Copy each line of the listing below where the word "heading" turns up.

* _RECORDED INFORMATION_:
————————

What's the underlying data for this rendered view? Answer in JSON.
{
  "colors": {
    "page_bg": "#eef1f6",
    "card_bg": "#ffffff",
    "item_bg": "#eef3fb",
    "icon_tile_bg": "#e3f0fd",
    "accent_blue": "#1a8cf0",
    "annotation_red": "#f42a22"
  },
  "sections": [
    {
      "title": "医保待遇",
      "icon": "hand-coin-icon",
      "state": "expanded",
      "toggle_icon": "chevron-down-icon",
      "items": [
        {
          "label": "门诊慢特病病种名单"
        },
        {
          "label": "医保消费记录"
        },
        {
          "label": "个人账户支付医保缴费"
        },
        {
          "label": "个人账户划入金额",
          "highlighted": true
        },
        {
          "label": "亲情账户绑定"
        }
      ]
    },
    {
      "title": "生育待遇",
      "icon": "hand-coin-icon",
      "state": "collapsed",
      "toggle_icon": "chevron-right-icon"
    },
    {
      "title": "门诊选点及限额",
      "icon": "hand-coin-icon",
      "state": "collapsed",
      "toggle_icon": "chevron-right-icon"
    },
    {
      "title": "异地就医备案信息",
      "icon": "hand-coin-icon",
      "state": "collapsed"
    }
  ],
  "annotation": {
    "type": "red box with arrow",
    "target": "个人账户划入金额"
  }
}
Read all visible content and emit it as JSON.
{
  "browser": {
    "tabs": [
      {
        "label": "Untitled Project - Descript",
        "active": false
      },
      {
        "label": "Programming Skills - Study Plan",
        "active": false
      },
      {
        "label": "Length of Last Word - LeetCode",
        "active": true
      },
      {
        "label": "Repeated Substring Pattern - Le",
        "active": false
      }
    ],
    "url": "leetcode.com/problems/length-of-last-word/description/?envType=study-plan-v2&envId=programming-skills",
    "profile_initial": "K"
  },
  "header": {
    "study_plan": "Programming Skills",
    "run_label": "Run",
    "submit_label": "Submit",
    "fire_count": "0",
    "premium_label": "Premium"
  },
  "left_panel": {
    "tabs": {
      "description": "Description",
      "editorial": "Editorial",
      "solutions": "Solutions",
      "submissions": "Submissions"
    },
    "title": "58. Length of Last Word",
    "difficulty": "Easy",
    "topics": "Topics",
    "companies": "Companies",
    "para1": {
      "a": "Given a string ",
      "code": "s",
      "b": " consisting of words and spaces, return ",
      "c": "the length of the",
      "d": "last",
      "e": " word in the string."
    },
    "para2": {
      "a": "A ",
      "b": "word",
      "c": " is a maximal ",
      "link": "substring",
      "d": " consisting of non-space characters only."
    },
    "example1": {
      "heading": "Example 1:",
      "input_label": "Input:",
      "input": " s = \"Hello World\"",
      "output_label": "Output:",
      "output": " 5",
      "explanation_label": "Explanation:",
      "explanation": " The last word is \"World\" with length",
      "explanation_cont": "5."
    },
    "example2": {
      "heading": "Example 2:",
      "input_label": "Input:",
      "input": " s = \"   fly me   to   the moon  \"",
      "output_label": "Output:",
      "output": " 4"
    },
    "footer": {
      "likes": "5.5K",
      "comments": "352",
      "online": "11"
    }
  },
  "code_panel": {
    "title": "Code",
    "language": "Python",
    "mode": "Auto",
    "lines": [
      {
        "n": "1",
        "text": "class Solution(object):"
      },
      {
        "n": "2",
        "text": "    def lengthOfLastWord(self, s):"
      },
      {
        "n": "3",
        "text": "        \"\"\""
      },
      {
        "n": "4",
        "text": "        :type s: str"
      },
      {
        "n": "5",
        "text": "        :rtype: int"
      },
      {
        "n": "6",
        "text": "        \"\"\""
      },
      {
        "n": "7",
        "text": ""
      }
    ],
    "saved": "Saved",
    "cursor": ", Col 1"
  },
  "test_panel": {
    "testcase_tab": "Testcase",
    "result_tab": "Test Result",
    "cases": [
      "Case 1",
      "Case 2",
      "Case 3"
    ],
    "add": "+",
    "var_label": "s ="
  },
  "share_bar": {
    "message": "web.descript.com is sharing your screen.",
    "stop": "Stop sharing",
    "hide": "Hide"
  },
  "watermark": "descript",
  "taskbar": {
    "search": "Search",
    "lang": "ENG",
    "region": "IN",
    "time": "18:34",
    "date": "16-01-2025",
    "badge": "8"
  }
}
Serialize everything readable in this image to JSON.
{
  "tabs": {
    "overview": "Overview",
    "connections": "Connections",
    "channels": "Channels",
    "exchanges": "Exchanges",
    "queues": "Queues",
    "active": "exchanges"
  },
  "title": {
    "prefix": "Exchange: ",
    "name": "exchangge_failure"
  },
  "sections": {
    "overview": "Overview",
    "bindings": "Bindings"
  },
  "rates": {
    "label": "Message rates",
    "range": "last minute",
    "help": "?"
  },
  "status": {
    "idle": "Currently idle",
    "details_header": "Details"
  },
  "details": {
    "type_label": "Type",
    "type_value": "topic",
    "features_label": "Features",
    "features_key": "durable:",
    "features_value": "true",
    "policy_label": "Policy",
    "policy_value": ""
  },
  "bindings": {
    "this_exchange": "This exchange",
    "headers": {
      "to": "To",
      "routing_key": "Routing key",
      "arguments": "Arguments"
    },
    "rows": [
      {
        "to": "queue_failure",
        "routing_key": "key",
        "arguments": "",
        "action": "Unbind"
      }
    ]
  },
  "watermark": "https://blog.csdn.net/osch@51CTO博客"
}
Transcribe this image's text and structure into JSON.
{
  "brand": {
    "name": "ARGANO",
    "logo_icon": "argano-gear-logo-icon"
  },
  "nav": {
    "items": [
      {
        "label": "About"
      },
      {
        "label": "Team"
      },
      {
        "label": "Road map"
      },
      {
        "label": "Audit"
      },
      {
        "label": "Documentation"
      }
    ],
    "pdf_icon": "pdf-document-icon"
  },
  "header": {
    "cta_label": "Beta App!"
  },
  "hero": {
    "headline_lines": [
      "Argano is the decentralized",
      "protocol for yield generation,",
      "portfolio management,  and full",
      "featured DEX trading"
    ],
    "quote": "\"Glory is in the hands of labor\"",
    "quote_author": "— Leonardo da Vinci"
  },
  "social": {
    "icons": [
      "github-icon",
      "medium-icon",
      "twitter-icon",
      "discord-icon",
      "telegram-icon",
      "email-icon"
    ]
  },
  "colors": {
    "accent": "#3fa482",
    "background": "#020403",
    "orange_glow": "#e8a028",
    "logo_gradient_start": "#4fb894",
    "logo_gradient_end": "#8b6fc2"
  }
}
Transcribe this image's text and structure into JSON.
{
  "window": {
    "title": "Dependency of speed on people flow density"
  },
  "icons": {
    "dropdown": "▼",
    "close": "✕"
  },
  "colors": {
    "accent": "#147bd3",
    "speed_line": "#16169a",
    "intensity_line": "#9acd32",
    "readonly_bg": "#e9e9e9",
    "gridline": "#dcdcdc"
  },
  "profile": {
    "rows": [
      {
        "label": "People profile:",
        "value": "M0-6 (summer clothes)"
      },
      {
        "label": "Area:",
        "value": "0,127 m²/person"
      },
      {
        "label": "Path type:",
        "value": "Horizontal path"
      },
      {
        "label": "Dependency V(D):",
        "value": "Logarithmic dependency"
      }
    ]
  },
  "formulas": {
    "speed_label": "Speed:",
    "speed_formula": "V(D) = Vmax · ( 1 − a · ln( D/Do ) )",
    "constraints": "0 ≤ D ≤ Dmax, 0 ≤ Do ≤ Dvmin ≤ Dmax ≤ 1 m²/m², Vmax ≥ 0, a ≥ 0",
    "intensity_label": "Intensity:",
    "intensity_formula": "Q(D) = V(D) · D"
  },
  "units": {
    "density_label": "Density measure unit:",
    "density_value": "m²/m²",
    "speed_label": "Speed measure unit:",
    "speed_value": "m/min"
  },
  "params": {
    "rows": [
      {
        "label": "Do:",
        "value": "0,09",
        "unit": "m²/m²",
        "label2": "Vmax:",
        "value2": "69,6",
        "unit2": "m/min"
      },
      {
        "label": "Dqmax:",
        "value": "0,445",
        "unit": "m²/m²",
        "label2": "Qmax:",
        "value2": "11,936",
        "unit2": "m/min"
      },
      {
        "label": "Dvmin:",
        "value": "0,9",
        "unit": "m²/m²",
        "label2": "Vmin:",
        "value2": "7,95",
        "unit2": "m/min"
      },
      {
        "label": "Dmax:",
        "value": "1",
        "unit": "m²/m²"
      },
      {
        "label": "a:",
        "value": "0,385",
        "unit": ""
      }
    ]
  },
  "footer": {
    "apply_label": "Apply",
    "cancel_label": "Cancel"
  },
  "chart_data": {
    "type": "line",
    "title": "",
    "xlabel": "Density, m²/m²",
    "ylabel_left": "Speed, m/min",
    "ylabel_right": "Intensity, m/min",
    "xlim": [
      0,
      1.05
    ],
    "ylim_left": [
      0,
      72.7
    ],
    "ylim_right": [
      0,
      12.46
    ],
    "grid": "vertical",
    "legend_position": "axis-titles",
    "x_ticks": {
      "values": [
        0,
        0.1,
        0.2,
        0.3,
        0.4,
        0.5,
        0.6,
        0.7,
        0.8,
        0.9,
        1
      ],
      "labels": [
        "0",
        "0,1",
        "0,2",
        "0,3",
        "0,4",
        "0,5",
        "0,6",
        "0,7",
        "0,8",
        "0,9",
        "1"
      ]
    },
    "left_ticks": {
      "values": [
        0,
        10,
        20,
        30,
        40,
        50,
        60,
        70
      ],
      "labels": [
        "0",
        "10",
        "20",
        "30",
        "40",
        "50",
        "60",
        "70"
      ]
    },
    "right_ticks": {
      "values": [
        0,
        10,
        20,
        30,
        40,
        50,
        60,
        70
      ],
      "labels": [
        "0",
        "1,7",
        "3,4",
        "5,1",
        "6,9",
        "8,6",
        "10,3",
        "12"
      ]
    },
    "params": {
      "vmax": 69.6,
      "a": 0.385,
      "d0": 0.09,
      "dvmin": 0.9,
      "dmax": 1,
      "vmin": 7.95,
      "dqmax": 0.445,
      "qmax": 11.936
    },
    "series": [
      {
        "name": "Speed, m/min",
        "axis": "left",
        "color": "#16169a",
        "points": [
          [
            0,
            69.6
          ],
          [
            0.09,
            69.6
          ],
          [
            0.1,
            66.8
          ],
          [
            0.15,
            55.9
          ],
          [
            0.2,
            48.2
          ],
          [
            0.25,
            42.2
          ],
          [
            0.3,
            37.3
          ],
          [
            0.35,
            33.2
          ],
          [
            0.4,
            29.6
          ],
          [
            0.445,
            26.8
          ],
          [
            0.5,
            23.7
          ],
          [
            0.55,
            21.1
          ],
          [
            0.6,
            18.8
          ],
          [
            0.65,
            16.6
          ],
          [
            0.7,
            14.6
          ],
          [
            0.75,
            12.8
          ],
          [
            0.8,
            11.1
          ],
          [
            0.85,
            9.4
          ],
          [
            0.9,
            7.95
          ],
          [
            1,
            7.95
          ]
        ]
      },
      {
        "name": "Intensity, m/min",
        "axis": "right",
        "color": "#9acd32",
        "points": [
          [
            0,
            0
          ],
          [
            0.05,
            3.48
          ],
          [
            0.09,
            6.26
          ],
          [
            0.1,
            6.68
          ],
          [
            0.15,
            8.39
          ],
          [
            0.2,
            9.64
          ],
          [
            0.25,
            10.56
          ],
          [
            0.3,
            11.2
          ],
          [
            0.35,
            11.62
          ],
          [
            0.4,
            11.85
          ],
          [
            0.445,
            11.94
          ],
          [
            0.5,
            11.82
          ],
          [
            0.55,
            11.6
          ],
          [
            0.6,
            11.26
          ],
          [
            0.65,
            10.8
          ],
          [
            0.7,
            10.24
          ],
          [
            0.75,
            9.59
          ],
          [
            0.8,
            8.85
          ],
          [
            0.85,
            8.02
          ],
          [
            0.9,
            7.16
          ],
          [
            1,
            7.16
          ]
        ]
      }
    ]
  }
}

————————

* _SOLUTION BELOW_:
      "heading": "Example 1:",
      "heading": "Example 2:",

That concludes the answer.